(Items from a dataset)
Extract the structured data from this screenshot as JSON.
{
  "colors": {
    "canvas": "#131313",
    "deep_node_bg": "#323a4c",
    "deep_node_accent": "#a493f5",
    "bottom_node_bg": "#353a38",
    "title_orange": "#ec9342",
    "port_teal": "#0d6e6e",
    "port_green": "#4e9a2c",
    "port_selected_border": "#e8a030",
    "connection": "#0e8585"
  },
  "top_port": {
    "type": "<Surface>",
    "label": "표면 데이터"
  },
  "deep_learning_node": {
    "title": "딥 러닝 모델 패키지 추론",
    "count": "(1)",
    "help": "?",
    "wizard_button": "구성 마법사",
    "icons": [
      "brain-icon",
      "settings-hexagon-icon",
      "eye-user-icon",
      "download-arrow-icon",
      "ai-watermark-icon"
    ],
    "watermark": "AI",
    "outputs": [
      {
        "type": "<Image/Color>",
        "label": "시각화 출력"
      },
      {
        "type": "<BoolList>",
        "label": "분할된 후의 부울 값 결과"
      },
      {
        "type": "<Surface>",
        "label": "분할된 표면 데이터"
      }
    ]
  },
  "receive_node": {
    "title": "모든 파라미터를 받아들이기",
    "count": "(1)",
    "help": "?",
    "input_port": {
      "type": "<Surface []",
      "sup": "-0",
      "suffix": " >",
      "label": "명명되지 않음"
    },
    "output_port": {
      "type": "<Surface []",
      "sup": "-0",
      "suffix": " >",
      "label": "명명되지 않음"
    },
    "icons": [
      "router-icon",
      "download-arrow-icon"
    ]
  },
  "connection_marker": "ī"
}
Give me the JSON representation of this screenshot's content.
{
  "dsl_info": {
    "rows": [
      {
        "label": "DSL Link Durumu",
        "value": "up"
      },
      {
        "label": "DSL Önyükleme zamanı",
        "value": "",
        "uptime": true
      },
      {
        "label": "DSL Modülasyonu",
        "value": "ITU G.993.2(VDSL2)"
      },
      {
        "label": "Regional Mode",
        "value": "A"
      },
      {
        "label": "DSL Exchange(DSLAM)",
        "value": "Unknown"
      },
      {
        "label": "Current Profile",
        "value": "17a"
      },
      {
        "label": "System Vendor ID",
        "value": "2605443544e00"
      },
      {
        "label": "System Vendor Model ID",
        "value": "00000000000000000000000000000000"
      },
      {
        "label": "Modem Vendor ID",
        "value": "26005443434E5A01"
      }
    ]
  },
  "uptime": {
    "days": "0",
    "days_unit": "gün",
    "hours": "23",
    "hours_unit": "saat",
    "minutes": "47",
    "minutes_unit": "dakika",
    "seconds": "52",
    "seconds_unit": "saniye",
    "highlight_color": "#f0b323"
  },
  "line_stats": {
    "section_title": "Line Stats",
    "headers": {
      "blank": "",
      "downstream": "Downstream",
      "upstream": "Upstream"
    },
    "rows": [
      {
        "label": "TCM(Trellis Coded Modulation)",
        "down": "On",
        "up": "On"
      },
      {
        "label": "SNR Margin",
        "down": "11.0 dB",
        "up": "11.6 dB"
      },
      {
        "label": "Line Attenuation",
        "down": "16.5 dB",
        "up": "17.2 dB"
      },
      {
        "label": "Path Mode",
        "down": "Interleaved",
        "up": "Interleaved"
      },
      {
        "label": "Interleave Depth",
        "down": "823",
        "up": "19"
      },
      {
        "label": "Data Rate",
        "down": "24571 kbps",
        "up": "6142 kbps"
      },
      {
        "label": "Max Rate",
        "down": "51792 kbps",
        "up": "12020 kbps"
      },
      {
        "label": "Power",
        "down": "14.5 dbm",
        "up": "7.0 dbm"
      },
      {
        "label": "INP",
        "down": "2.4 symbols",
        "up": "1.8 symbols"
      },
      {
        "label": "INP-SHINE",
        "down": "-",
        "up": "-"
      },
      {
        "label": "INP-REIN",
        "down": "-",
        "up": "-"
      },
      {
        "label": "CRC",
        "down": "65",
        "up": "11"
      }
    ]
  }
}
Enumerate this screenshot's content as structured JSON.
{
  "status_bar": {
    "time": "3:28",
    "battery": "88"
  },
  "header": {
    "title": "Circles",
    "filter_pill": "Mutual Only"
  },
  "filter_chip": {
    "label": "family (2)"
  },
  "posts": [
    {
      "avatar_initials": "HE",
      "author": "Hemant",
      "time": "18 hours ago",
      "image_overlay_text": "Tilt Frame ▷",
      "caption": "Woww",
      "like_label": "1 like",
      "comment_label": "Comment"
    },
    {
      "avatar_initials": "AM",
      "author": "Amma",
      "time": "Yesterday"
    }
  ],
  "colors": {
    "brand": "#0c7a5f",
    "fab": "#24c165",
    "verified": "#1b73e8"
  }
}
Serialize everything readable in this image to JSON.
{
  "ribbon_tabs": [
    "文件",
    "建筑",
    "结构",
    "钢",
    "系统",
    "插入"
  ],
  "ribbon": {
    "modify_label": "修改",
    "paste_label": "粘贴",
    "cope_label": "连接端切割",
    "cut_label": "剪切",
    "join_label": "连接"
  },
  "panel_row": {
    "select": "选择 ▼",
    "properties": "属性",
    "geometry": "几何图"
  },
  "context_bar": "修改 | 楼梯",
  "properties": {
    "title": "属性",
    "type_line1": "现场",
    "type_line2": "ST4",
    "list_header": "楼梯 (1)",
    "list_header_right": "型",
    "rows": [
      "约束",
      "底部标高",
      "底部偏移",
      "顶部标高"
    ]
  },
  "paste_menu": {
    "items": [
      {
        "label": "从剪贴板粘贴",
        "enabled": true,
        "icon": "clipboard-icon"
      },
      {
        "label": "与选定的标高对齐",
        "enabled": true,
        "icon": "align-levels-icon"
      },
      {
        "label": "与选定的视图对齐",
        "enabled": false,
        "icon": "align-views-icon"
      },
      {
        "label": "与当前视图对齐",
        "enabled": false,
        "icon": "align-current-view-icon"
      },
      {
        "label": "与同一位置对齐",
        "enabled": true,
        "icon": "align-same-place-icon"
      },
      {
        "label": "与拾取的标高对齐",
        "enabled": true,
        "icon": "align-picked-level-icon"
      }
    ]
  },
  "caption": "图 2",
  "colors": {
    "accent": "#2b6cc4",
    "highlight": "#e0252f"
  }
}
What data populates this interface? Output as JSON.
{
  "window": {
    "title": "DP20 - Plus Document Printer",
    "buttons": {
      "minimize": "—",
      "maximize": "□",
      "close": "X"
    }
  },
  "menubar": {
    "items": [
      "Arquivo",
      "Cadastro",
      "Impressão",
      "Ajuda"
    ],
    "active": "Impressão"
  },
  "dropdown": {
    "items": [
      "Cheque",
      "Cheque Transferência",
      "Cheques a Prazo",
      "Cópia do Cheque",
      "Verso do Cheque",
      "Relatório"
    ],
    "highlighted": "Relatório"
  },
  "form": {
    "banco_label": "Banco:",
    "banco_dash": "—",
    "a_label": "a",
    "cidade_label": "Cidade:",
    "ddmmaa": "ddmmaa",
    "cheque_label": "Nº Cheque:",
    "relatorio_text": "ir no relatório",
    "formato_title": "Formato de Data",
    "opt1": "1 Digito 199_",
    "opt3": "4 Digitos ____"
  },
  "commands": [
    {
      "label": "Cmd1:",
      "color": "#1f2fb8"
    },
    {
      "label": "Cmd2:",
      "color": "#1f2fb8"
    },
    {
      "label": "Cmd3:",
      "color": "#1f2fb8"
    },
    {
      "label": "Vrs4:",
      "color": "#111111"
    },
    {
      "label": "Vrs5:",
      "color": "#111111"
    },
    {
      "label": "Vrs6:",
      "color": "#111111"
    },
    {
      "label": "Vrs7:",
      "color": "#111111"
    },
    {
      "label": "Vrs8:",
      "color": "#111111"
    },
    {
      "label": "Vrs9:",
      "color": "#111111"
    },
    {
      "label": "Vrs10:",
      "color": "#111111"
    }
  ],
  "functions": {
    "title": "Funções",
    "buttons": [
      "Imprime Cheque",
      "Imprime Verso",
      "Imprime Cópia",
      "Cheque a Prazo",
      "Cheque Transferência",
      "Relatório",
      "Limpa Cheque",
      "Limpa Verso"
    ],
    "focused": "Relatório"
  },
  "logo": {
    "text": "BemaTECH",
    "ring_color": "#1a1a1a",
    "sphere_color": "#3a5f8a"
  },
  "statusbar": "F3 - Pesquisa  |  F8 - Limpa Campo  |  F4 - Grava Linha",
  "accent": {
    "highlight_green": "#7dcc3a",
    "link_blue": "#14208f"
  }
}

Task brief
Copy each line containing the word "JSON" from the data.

Answer to this problem
Extract the structured data from this screenshot as JSON.
Give me the JSON representation of this screenshot's content.
Enumerate this screenshot's content as structured JSON.
Serialize everything readable in this image to JSON.
What data populates this interface? Output as JSON.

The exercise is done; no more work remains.